*** Begin section ***

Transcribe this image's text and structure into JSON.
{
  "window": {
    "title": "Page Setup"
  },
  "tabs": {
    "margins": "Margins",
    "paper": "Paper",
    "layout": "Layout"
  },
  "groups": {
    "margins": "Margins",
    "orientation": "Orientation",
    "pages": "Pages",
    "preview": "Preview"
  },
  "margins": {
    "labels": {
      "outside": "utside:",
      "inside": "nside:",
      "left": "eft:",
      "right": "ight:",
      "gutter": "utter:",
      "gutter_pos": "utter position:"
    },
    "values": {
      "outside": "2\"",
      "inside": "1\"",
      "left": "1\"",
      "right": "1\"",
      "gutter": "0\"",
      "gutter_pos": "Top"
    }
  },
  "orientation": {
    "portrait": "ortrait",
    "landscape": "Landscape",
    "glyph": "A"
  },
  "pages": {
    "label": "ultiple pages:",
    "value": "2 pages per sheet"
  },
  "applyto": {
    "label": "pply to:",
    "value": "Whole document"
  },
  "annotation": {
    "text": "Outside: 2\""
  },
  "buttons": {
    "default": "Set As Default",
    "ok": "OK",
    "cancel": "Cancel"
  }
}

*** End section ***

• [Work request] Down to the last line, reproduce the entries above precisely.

• [Task output]
Transcribe this image's text and structure into JSON.
{
  "window": {
    "title": "Page Setup"
  },
  "tabs": {
    "margins": "Margins",
    "paper": "Paper",
    "layout": "Layout"
  },
  "groups": {
    "margins": "Margins",
    "orientation": "Orientation",
    "pages": "Pages",
    "preview": "Preview"
  },
  "margins": {
    "labels": {
      "outside": "utside:",
      "inside": "nside:",
      "left": "eft:",
      "right": "ight:",
      "gutter": "utter:",
      "gutter_pos": "utter position:"
    },
    "values": {
      "outside": "2\"",
      "inside": "1\"",
      "left": "1\"",
      "right": "1\"",
      "gutter": "0\"",
      "gutter_pos": "Top"
    }
  },
  "orientation": {
    "portrait": "ortrait",
    "landscape": "Landscape",
    "glyph": "A"
  },
  "pages": {
    "label": "ultiple pages:",
    "value": "2 pages per sheet"
  },
  "applyto": {
    "label": "pply to:",
    "value": "Whole document"
  },
  "annotation": {
    "text": "Outside: 2\""
  },
  "buttons": {
    "default": "Set As Default",
    "ok": "OK",
    "cancel": "Cancel"
  }
}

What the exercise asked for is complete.